Select all lines holding the word "publicly" from the entries that follow.

╭─ Data extract

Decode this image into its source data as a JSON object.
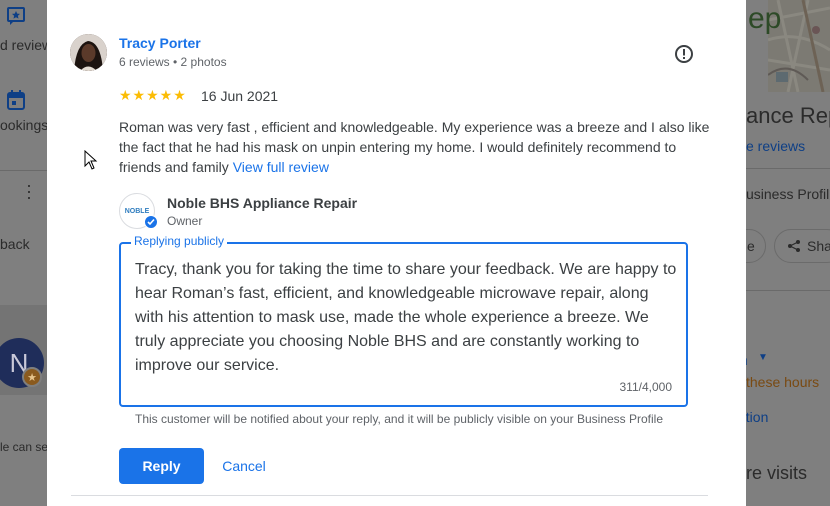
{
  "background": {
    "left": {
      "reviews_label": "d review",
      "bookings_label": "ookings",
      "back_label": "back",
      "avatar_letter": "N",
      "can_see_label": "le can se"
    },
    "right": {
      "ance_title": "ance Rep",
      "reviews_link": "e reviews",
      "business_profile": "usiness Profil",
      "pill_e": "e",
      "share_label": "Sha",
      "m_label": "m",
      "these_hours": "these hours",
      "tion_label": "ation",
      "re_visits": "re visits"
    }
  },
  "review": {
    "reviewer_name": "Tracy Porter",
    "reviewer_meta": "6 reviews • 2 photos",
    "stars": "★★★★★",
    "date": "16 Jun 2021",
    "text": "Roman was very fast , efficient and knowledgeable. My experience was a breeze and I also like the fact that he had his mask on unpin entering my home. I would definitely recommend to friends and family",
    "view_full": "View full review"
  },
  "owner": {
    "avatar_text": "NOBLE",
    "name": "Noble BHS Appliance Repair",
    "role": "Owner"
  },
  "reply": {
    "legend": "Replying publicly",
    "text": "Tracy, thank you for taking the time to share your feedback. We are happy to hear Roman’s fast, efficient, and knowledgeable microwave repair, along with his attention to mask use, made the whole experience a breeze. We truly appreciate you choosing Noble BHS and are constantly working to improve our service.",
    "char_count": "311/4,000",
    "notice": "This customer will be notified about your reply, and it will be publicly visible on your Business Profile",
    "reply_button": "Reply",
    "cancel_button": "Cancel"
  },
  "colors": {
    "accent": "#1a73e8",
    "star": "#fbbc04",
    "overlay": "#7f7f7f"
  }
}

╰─

§ Solution to this exercise:
    "legend": "Replying publicly",
    "notice": "This customer will be notified about your reply, and it will be publicly visible on your Business Profile",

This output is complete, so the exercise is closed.